Obviously Dimon has some egg on his face due to the excessive risk comment above but he is no amateur.  He know how to run a successful bank and he will clamp down on risks like these trading losses going forward. 

Conclusion

Obviously a few JPM traders screwed up big time but this loss is not terminal.  JPM does have a large derivative portfolio but most of this portfolio is interest rate swaps and other non-technical positions.  Given the large drop in the share price, you are now being offered very good upside with very little downside.  This loss is likely to be non-reoccurring. 

I know many people say the big banks will have to hold more capital after Basil III SIFI buffers are put in place, does it really matter if you can purchase the bank at a tangible book value.  By this I mean it matters more what your return on capital is than what the bank's ROE or ROTCE works out to be. 

Jamie Dimon is no idiot and will get this straightened out.  Buying at $34/shr gets you in the door at tangible book value and you will earn 11% on your money this year and 16% on your money in 2013 onward.  Also, the company is likely buying back shares right now at these depressed prices which will further increase EPS going forward.
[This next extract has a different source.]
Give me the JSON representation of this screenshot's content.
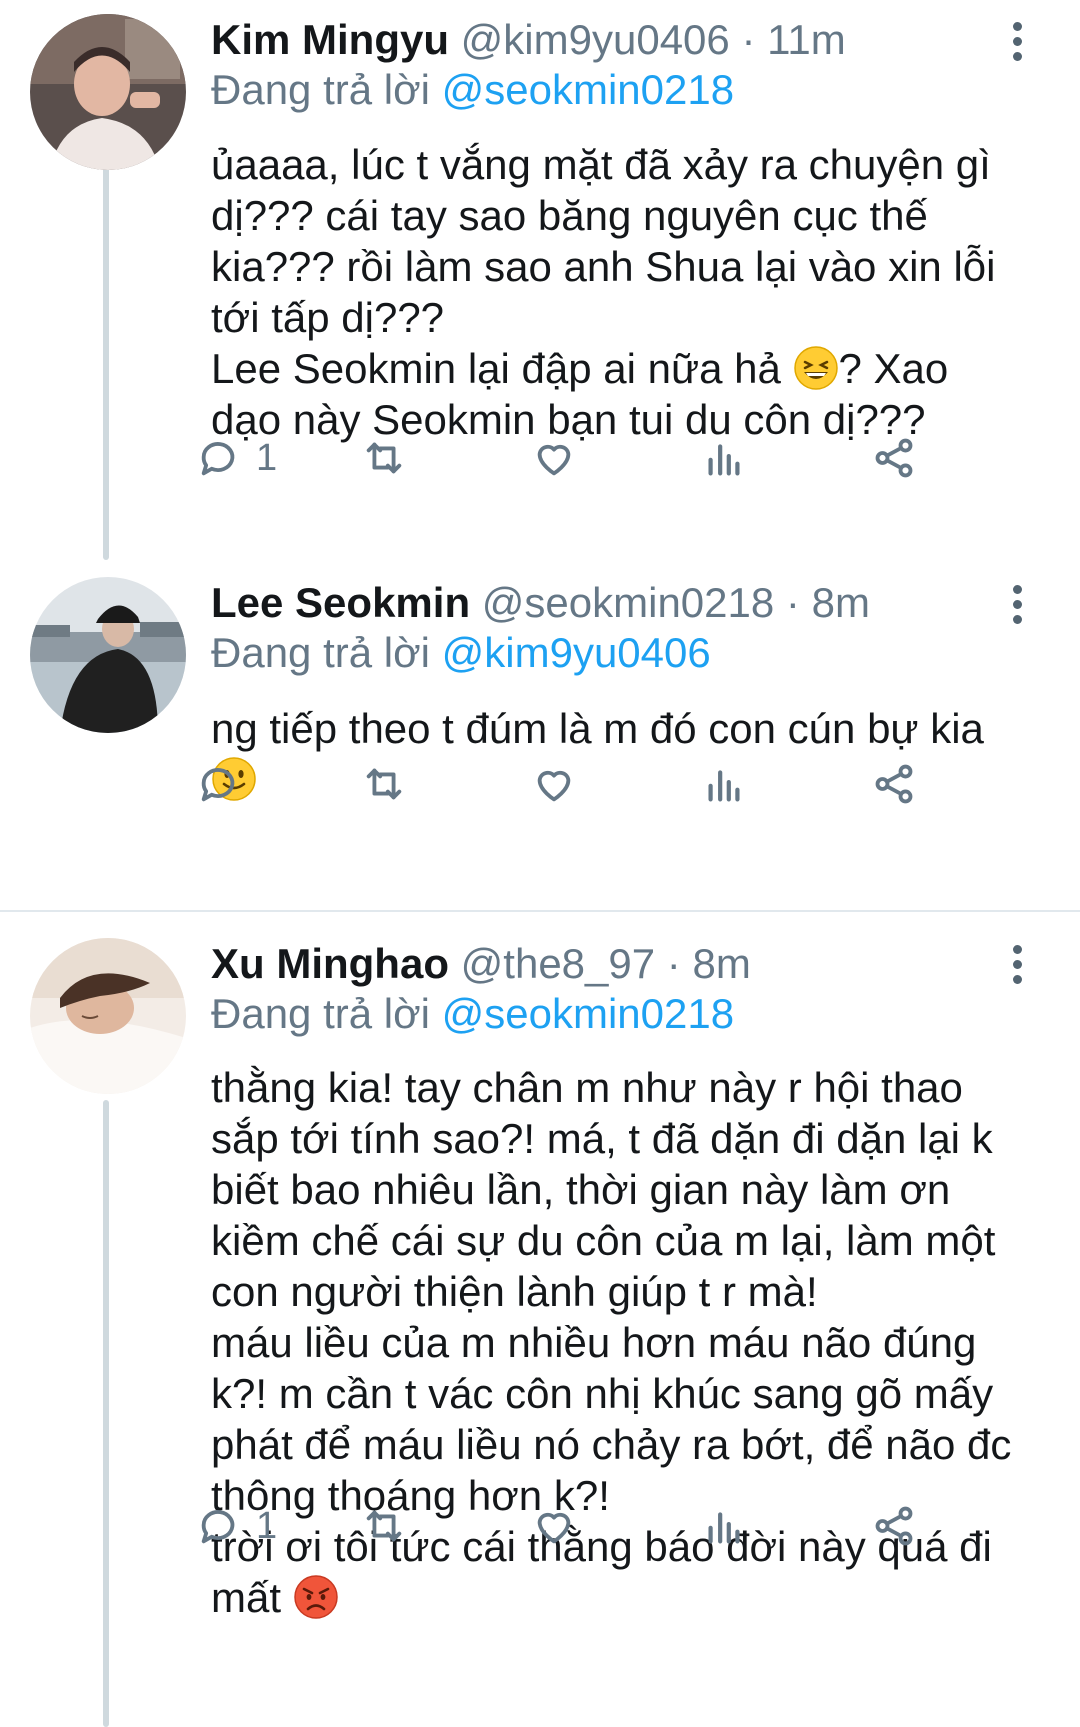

As shown above the company is more than capable of earning $5/shr today.  As the banks begin to trade at more normal valuations and don't require any more capital for Basil III requirements, JPM will pay out around 50% of profits in dividends.  This equates to around $2.50/shr (capacity) as of today and the current payout is $1.20/shr (actual).  This means that the current dividend yield is 3.5% and they have the capacity to have a 7.4% yield at the current share price.  This is not some pie in the sky estimate but real figures based on what the company is currently earning.  The stock is cheap and at the current price JPM offers a very juicy current and potential dividend yield. 


Best Regards,
Kevin


Disclosure: I am long BRK.b, WFC, and BAC warrants (as of writing).  I may buy some JPM or JPM warrants and definitely would buy some if I didn't already have significant financial holdings.

2 comments:

  1. Great post. Thanks.

    Tom

    ReplyDelete
  2. It is finally good to understand why JMP is cheap.

    Ed Butowsky

    ReplyDelete